#### SOURCE MATERIAL:
-- Opening Marker --
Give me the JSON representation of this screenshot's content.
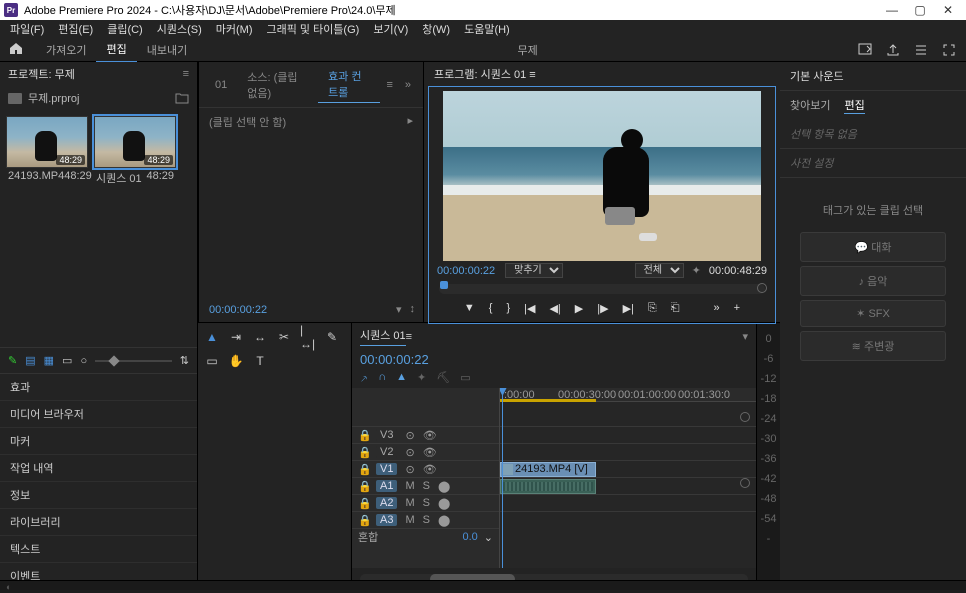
{
  "titlebar": {
    "app_icon_text": "Pr",
    "title": "Adobe Premiere Pro 2024 - C:\\사용자\\DJ\\문서\\Adobe\\Premiere Pro\\24.0\\무제"
  },
  "menubar": [
    "파일(F)",
    "편집(E)",
    "클립(C)",
    "시퀀스(S)",
    "마커(M)",
    "그래픽 및 타이틀(G)",
    "보기(V)",
    "창(W)",
    "도움말(H)"
  ],
  "workspace": {
    "tabs": [
      "가져오기",
      "편집",
      "내보내기"
    ],
    "active_index": 1,
    "center_title": "무제"
  },
  "project": {
    "panel_label": "프로젝트: 무제",
    "breadcrumb_file": "무제.prproj",
    "bins": [
      {
        "name": "24193.MP4",
        "dur": "48:29",
        "is_sequence": false
      },
      {
        "name": "시퀀스 01",
        "dur": "48:29",
        "is_sequence": true
      }
    ],
    "side_panels": [
      "효과",
      "미디어 브라우저",
      "마커",
      "작업 내역",
      "정보",
      "라이브러리",
      "텍스트",
      "이벤트"
    ]
  },
  "source": {
    "tabs": [
      {
        "label": "01",
        "active": false
      },
      {
        "label": "소스: (클립 없음)",
        "active": false
      },
      {
        "label": "효과 컨트롤",
        "active": true
      }
    ],
    "body_text": "(클립 선택 안 함)",
    "tc": "00:00:00:22"
  },
  "program": {
    "panel_label": "프로그램: 시퀀스 01",
    "tc_current": "00:00:00:22",
    "fit_label": "맞추기",
    "view_label": "전체",
    "tc_total": "00:00:48:29"
  },
  "timeline": {
    "tab_label": "시퀀스 01",
    "tc": "00:00:00:22",
    "ruler": [
      ":00:00",
      "00:00:30:00",
      "00:01:00:00",
      "00:01:30:0"
    ],
    "tracks_video": [
      "V3",
      "V2",
      "V1"
    ],
    "tracks_audio": [
      "A1",
      "A2",
      "A3"
    ],
    "active_video": "V1",
    "active_audio": [
      "A1",
      "A2",
      "A3"
    ],
    "clip_label": "24193.MP4 [V]",
    "mix_label": "혼합",
    "mix_value": "0.0"
  },
  "audiometer": [
    "0",
    "-6",
    "-12",
    "-18",
    "-24",
    "-30",
    "-36",
    "-42",
    "-48",
    "-54",
    "-"
  ],
  "essential_sound": {
    "panel_label": "기본 사운드",
    "tabs": [
      "찾아보기",
      "편집"
    ],
    "active": 1,
    "no_sel": "선택 항목 없음",
    "preset_label": "사전 설정",
    "msg": "태그가 있는 클립 선택",
    "buttons": [
      {
        "icon": "dialogue-icon",
        "label": "대화"
      },
      {
        "icon": "music-icon",
        "label": "음악"
      },
      {
        "icon": "sfx-icon",
        "label": "SFX"
      },
      {
        "icon": "ambience-icon",
        "label": "주변광"
      }
    ]
  }
}
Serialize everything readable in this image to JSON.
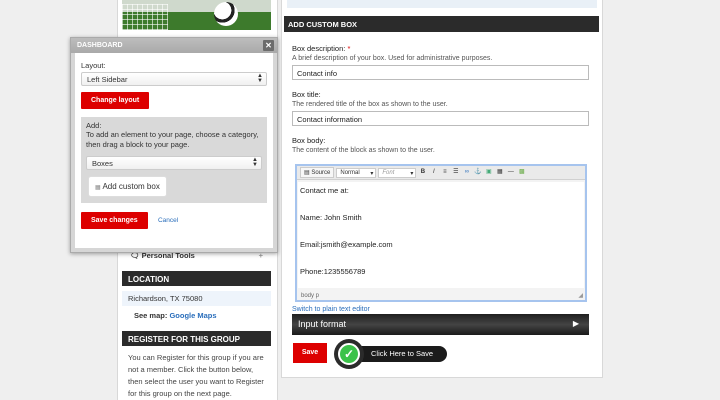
{
  "dashboard": {
    "title": "DASHBOARD",
    "close_icon": "close-icon",
    "layout_label": "Layout:",
    "layout_value": "Left Sidebar",
    "change_layout_label": "Change layout",
    "add_label": "Add:",
    "add_help": "To add an element to your page, choose a category, then drag a block to your page.",
    "category_value": "Boxes",
    "add_custom_box_label": "Add custom box",
    "save_changes_label": "Save changes",
    "cancel_label": "Cancel"
  },
  "sidebar": {
    "personal_tools_label": "Personal Tools",
    "location_title": "LOCATION",
    "location_value": "Richardson, TX 75080",
    "see_map_label": "See map:",
    "google_maps_label": "Google Maps",
    "register_title": "REGISTER FOR THIS GROUP",
    "register_text": "You can Register for this group if you are not a member. Click the button below, then select the user you want to Register for this group on the next page."
  },
  "form": {
    "title": "ADD CUSTOM BOX",
    "desc_label": "Box description:",
    "desc_required": "*",
    "desc_help": "A brief description of your box. Used for administrative purposes.",
    "desc_value": "Contact info",
    "box_title_label": "Box title:",
    "box_title_help": "The rendered title of the box as shown to the user.",
    "box_title_value": "Contact information",
    "body_label": "Box body:",
    "body_help": "The content of the block as shown to the user.",
    "editor": {
      "source_label": "Source",
      "format_value": "Normal",
      "font_value": "Font",
      "lines": [
        "Contact me at:",
        "",
        "Name: John Smith",
        "",
        "Email:jsmith@example.com",
        "",
        "Phone:1235556789"
      ],
      "status_path": "body  p"
    },
    "plain_text_link": "Switch to plain text editor",
    "input_format_label": "Input format",
    "save_label": "Save",
    "callout_text": "Click Here to Save"
  },
  "colors": {
    "accent_red": "#dd0000",
    "dark_bar": "#2b2b2b",
    "link_blue": "#2a6ebb",
    "check_green": "#3cc24a"
  }
}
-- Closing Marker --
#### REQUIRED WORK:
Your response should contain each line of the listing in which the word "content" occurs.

#### COMPLETED TASK:
Give me the JSON representation of this screenshot's content.
    "body_help": "The content of the block as shown to the user.",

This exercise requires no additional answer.